▶ **Data section**

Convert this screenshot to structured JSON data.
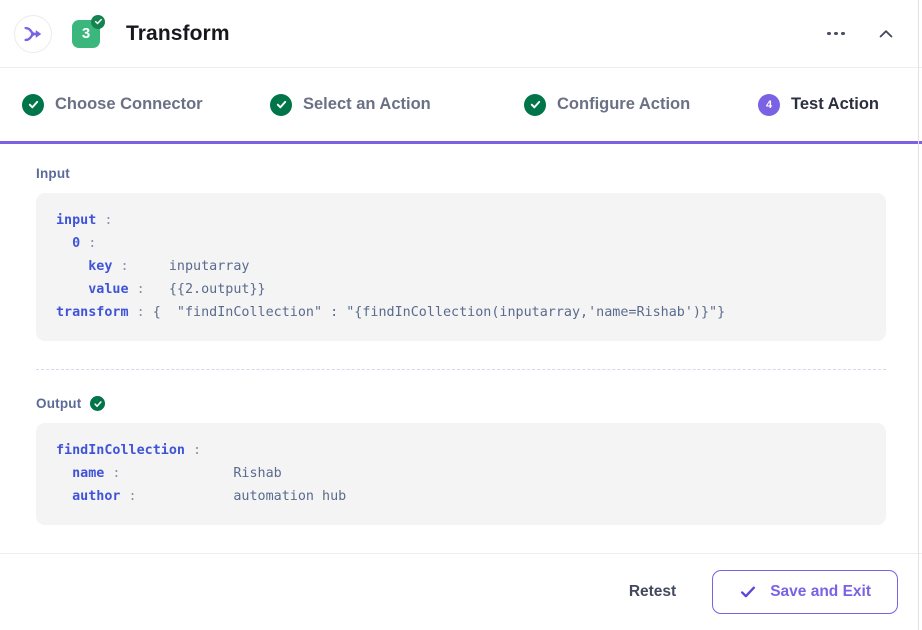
{
  "header": {
    "app_icon_name": "transform-merge-icon",
    "step_number": "3",
    "title": "Transform",
    "more_label": "more-options",
    "collapse_label": "collapse"
  },
  "steps": [
    {
      "label": "Choose Connector",
      "state": "done",
      "mark": "✓"
    },
    {
      "label": "Select an Action",
      "state": "done",
      "mark": "✓"
    },
    {
      "label": "Configure Action",
      "state": "done",
      "mark": "✓"
    },
    {
      "label": "Test Action",
      "state": "active",
      "mark": "4"
    }
  ],
  "input": {
    "title": "Input",
    "lines": [
      {
        "indent": 0,
        "key": "input",
        "sep": ":",
        "value": ""
      },
      {
        "indent": 1,
        "key": "0",
        "sep": ":",
        "value": ""
      },
      {
        "indent": 2,
        "key": "key",
        "sep": ":",
        "value": "inputarray"
      },
      {
        "indent": 2,
        "key": "value",
        "sep": ":",
        "value": "{{2.output}}"
      },
      {
        "indent": 0,
        "key": "transform",
        "sep": ":",
        "value": "{  \"findInCollection\" : \"{findInCollection(inputarray,'name=Rishab')}\"}"
      }
    ]
  },
  "output": {
    "title": "Output",
    "status_icon": "check-circle-icon",
    "lines": [
      {
        "indent": 0,
        "key": "findInCollection",
        "sep": ":",
        "value": ""
      },
      {
        "indent": 1,
        "key": "name",
        "sep": ":",
        "value": "Rishab"
      },
      {
        "indent": 1,
        "key": "author",
        "sep": ":",
        "value": "automation hub"
      }
    ]
  },
  "footer": {
    "retest_label": "Retest",
    "save_label": "Save and Exit"
  },
  "colors": {
    "accent_purple": "#7b61e4",
    "success_green": "#00754a",
    "badge_green": "#3bb77e",
    "code_bg": "#f4f4f5",
    "key_blue": "#4054d8"
  }
}
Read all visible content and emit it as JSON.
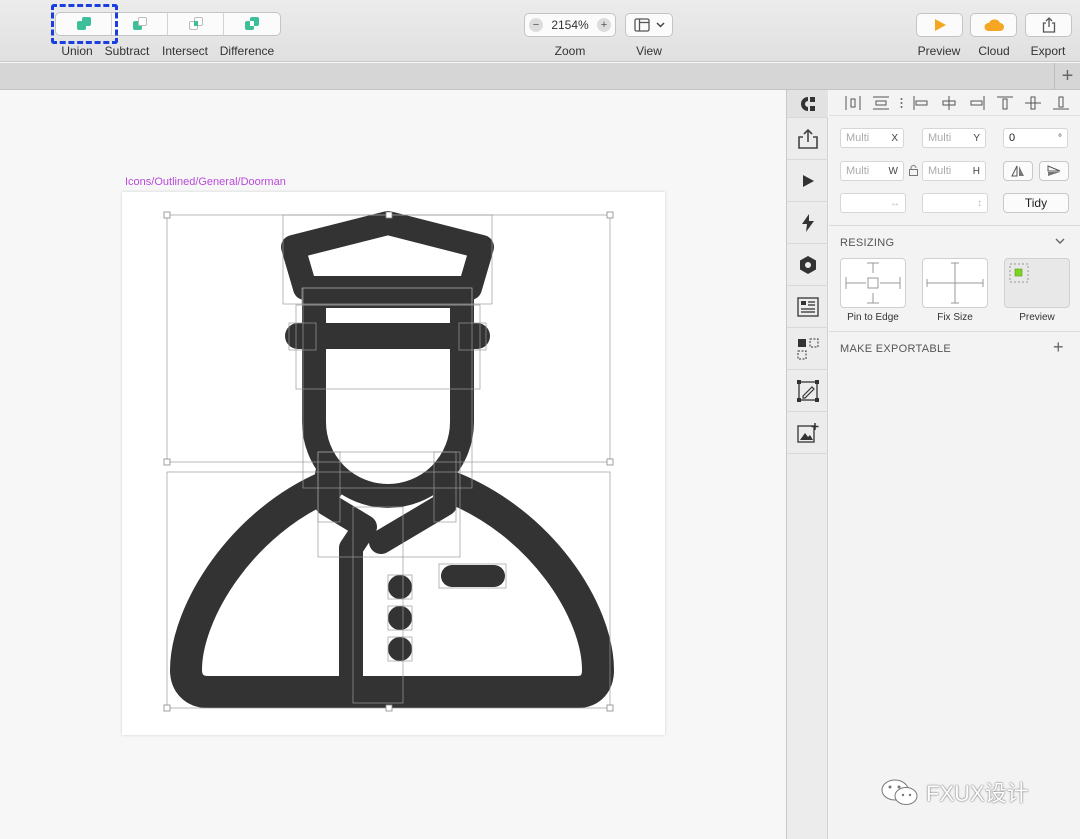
{
  "toolbar": {
    "boolean_ops": [
      {
        "label": "Union"
      },
      {
        "label": "Subtract"
      },
      {
        "label": "Intersect"
      },
      {
        "label": "Difference"
      }
    ],
    "zoom": {
      "label": "Zoom",
      "value": "2154%",
      "minus": "−",
      "plus": "+"
    },
    "view": {
      "label": "View"
    },
    "preview": {
      "label": "Preview"
    },
    "cloud": {
      "label": "Cloud"
    },
    "export": {
      "label": "Export"
    }
  },
  "tabstrip": {
    "add": "+"
  },
  "canvas": {
    "artboard_title": "Icons/Outlined/General/Doorman"
  },
  "inspector": {
    "x": {
      "placeholder": "Multi",
      "label": "X"
    },
    "y": {
      "placeholder": "Multi",
      "label": "Y"
    },
    "rotation": {
      "value": "0",
      "unit": "°"
    },
    "w": {
      "placeholder": "Multi",
      "label": "W"
    },
    "h": {
      "placeholder": "Multi",
      "label": "H"
    },
    "tidy": "Tidy",
    "resizing": {
      "title": "RESIZING",
      "options": [
        {
          "label": "Pin to Edge"
        },
        {
          "label": "Fix Size"
        },
        {
          "label": "Preview"
        }
      ]
    },
    "exportable": {
      "title": "MAKE EXPORTABLE",
      "add": "+"
    }
  },
  "colors": {
    "accent": "#3dbf9a",
    "icon": "#333333",
    "artboard_title": "#b94ad9",
    "highlight": "#1a3fe0",
    "cloud": "#f5a623",
    "preview": "#f5a623"
  },
  "watermark": "FXUX设计"
}
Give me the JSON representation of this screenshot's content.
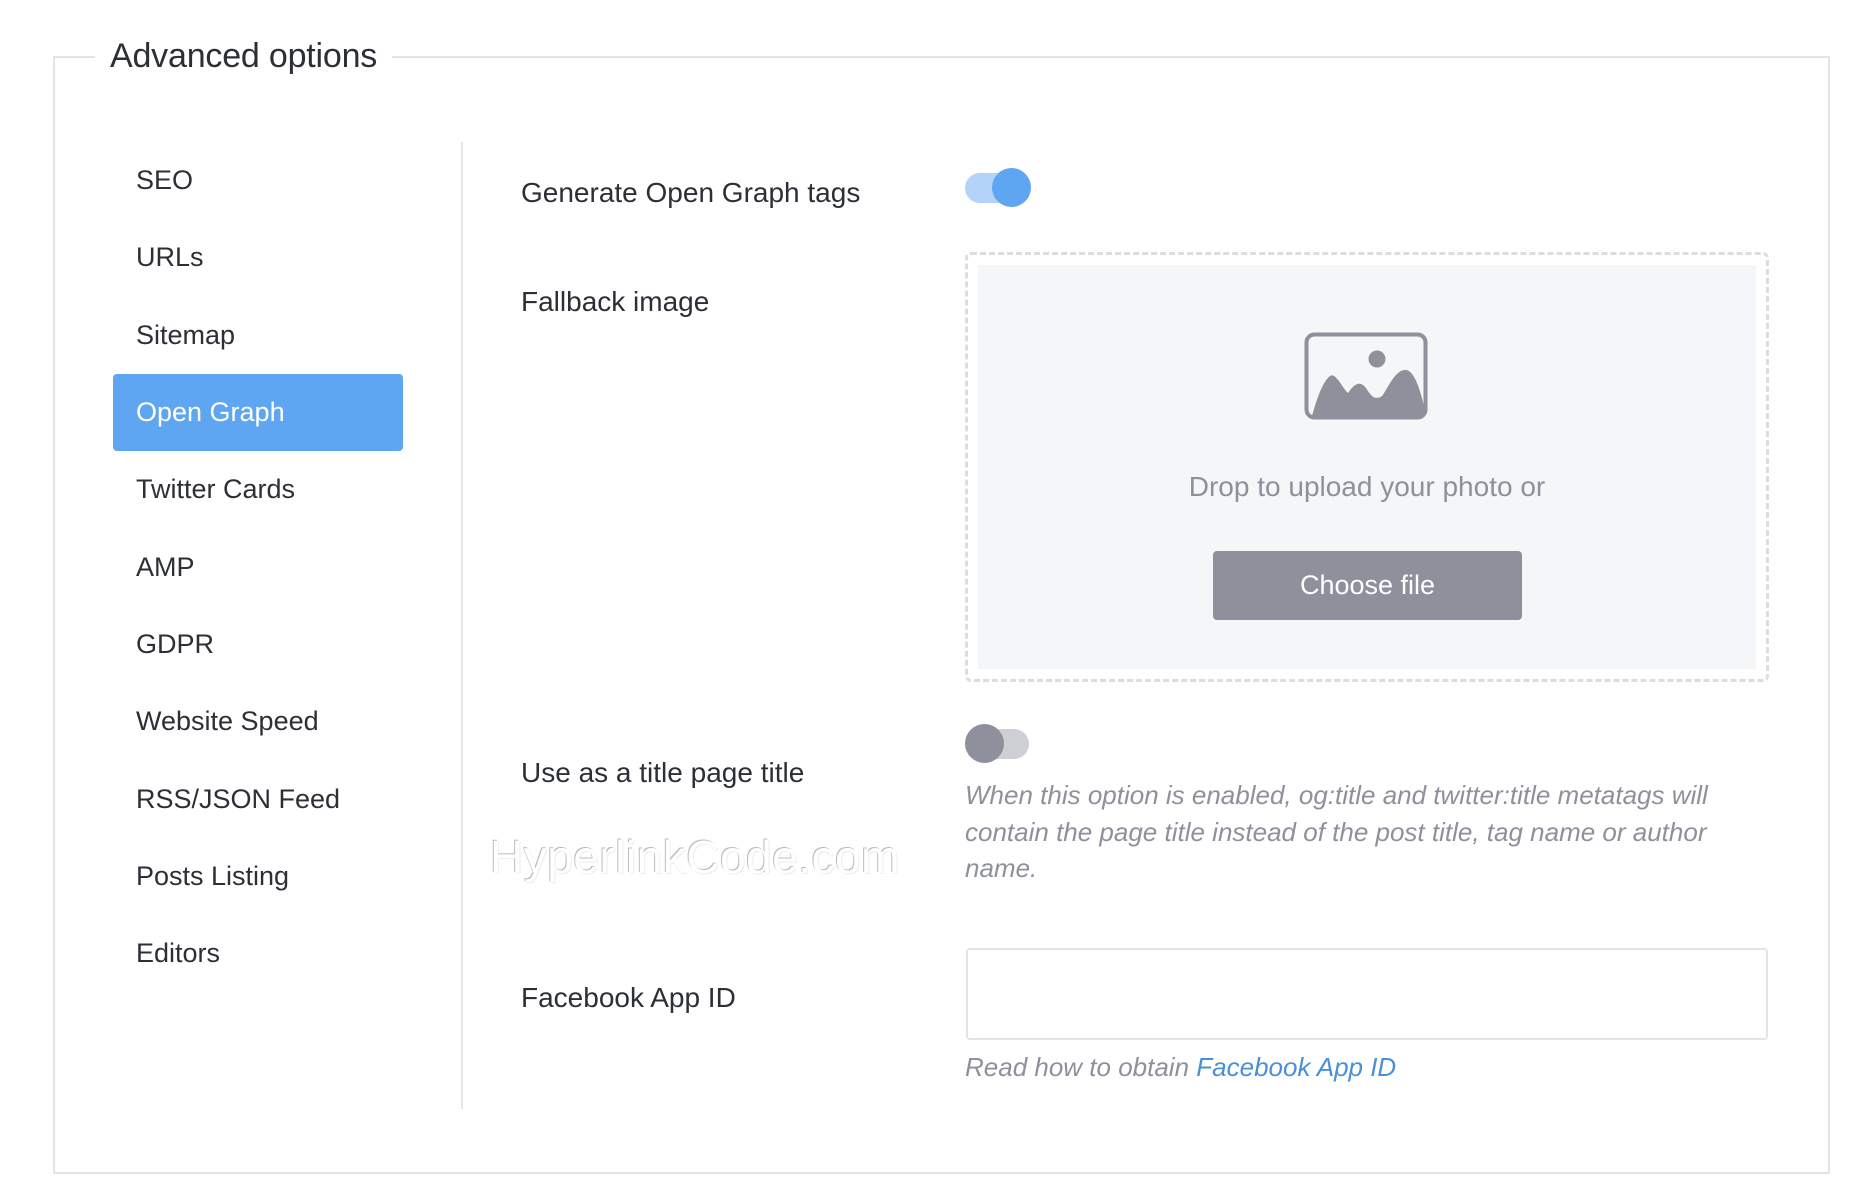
{
  "panel": {
    "title": "Advanced options"
  },
  "sidebar": {
    "items": [
      {
        "label": "SEO",
        "active": false
      },
      {
        "label": "URLs",
        "active": false
      },
      {
        "label": "Sitemap",
        "active": false
      },
      {
        "label": "Open Graph",
        "active": true
      },
      {
        "label": "Twitter Cards",
        "active": false
      },
      {
        "label": "AMP",
        "active": false
      },
      {
        "label": "GDPR",
        "active": false
      },
      {
        "label": "Website Speed",
        "active": false
      },
      {
        "label": "RSS/JSON Feed",
        "active": false
      },
      {
        "label": "Posts Listing",
        "active": false
      },
      {
        "label": "Editors",
        "active": false
      }
    ]
  },
  "settings": {
    "generate_og": {
      "label": "Generate Open Graph tags",
      "enabled": true
    },
    "fallback_image": {
      "label": "Fallback image",
      "icon": "image-icon",
      "drop_text": "Drop to upload your photo or",
      "button_label": "Choose file"
    },
    "use_title": {
      "label": "Use as a title page title",
      "enabled": false,
      "help": "When this option is enabled, og:title and twitter:title metatags will contain the page title instead of the post title, tag name or author name."
    },
    "facebook_app_id": {
      "label": "Facebook App ID",
      "value": "",
      "placeholder": "",
      "help_prefix": "Read how to obtain ",
      "help_link": "Facebook App ID"
    }
  },
  "colors": {
    "accent": "#5ea6f1",
    "link": "#4a90d9",
    "muted": "#8e909b"
  },
  "watermark": "HyperlinkCode.com"
}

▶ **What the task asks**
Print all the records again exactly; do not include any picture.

▶ **Exercise output**
Convert this screenshot to structured JSON data.
{
  "header": {
    "app_icon_name": "transform-merge-icon",
    "step_number": "3",
    "title": "Transform",
    "more_label": "more-options",
    "collapse_label": "collapse"
  },
  "steps": [
    {
      "label": "Choose Connector",
      "state": "done",
      "mark": "✓"
    },
    {
      "label": "Select an Action",
      "state": "done",
      "mark": "✓"
    },
    {
      "label": "Configure Action",
      "state": "done",
      "mark": "✓"
    },
    {
      "label": "Test Action",
      "state": "active",
      "mark": "4"
    }
  ],
  "input": {
    "title": "Input",
    "lines": [
      {
        "indent": 0,
        "key": "input",
        "sep": ":",
        "value": ""
      },
      {
        "indent": 1,
        "key": "0",
        "sep": ":",
        "value": ""
      },
      {
        "indent": 2,
        "key": "key",
        "sep": ":",
        "value": "inputarray"
      },
      {
        "indent": 2,
        "key": "value",
        "sep": ":",
        "value": "{{2.output}}"
      },
      {
        "indent": 0,
        "key": "transform",
        "sep": ":",
        "value": "{  \"findInCollection\" : \"{findInCollection(inputarray,'name=Rishab')}\"}"
      }
    ]
  },
  "output": {
    "title": "Output",
    "status_icon": "check-circle-icon",
    "lines": [
      {
        "indent": 0,
        "key": "findInCollection",
        "sep": ":",
        "value": ""
      },
      {
        "indent": 1,
        "key": "name",
        "sep": ":",
        "value": "Rishab"
      },
      {
        "indent": 1,
        "key": "author",
        "sep": ":",
        "value": "automation hub"
      }
    ]
  },
  "footer": {
    "retest_label": "Retest",
    "save_label": "Save and Exit"
  },
  "colors": {
    "accent_purple": "#7b61e4",
    "success_green": "#00754a",
    "badge_green": "#3bb77e",
    "code_bg": "#f4f4f5",
    "key_blue": "#4054d8"
  }
}
Read all visible content and emit it as JSON.
{
  "toolbar": {
    "boolean_ops": [
      {
        "label": "Union"
      },
      {
        "label": "Subtract"
      },
      {
        "label": "Intersect"
      },
      {
        "label": "Difference"
      }
    ],
    "zoom": {
      "label": "Zoom",
      "value": "2154%",
      "minus": "−",
      "plus": "+"
    },
    "view": {
      "label": "View"
    },
    "preview": {
      "label": "Preview"
    },
    "cloud": {
      "label": "Cloud"
    },
    "export": {
      "label": "Export"
    }
  },
  "tabstrip": {
    "add": "+"
  },
  "canvas": {
    "artboard_title": "Icons/Outlined/General/Doorman"
  },
  "inspector": {
    "x": {
      "placeholder": "Multi",
      "label": "X"
    },
    "y": {
      "placeholder": "Multi",
      "label": "Y"
    },
    "rotation": {
      "value": "0",
      "unit": "°"
    },
    "w": {
      "placeholder": "Multi",
      "label": "W"
    },
    "h": {
      "placeholder": "Multi",
      "label": "H"
    },
    "tidy": "Tidy",
    "resizing": {
      "title": "RESIZING",
      "options": [
        {
          "label": "Pin to Edge"
        },
        {
          "label": "Fix Size"
        },
        {
          "label": "Preview"
        }
      ]
    },
    "exportable": {
      "title": "MAKE EXPORTABLE",
      "add": "+"
    }
  },
  "colors": {
    "accent": "#3dbf9a",
    "icon": "#333333",
    "artboard_title": "#b94ad9",
    "highlight": "#1a3fe0",
    "cloud": "#f5a623",
    "preview": "#f5a623"
  },
  "watermark": "FXUX设计"
}
Give me the JSON representation of this screenshot's content.
{
  "panel": {
    "title": "Advanced options"
  },
  "sidebar": {
    "items": [
      {
        "label": "SEO",
        "active": false
      },
      {
        "label": "URLs",
        "active": false
      },
      {
        "label": "Sitemap",
        "active": false
      },
      {
        "label": "Open Graph",
        "active": true
      },
      {
        "label": "Twitter Cards",
        "active": false
      },
      {
        "label": "AMP",
        "active": false
      },
      {
        "label": "GDPR",
        "active": false
      },
      {
        "label": "Website Speed",
        "active": false
      },
      {
        "label": "RSS/JSON Feed",
        "active": false
      },
      {
        "label": "Posts Listing",
        "active": false
      },
      {
        "label": "Editors",
        "active": false
      }
    ]
  },
  "settings": {
    "generate_og": {
      "label": "Generate Open Graph tags",
      "enabled": true
    },
    "fallback_image": {
      "label": "Fallback image",
      "icon": "image-icon",
      "drop_text": "Drop to upload your photo or",
      "button_label": "Choose file"
    },
    "use_title": {
      "label": "Use as a title page title",
      "enabled": false,
      "help": "When this option is enabled, og:title and twitter:title metatags will contain the page title instead of the post title, tag name or author name."
    },
    "facebook_app_id": {
      "label": "Facebook App ID",
      "value": "",
      "placeholder": "",
      "help_prefix": "Read how to obtain ",
      "help_link": "Facebook App ID"
    }
  },
  "colors": {
    "accent": "#5ea6f1",
    "link": "#4a90d9",
    "muted": "#8e909b"
  },
  "watermark": "HyperlinkCode.com"
}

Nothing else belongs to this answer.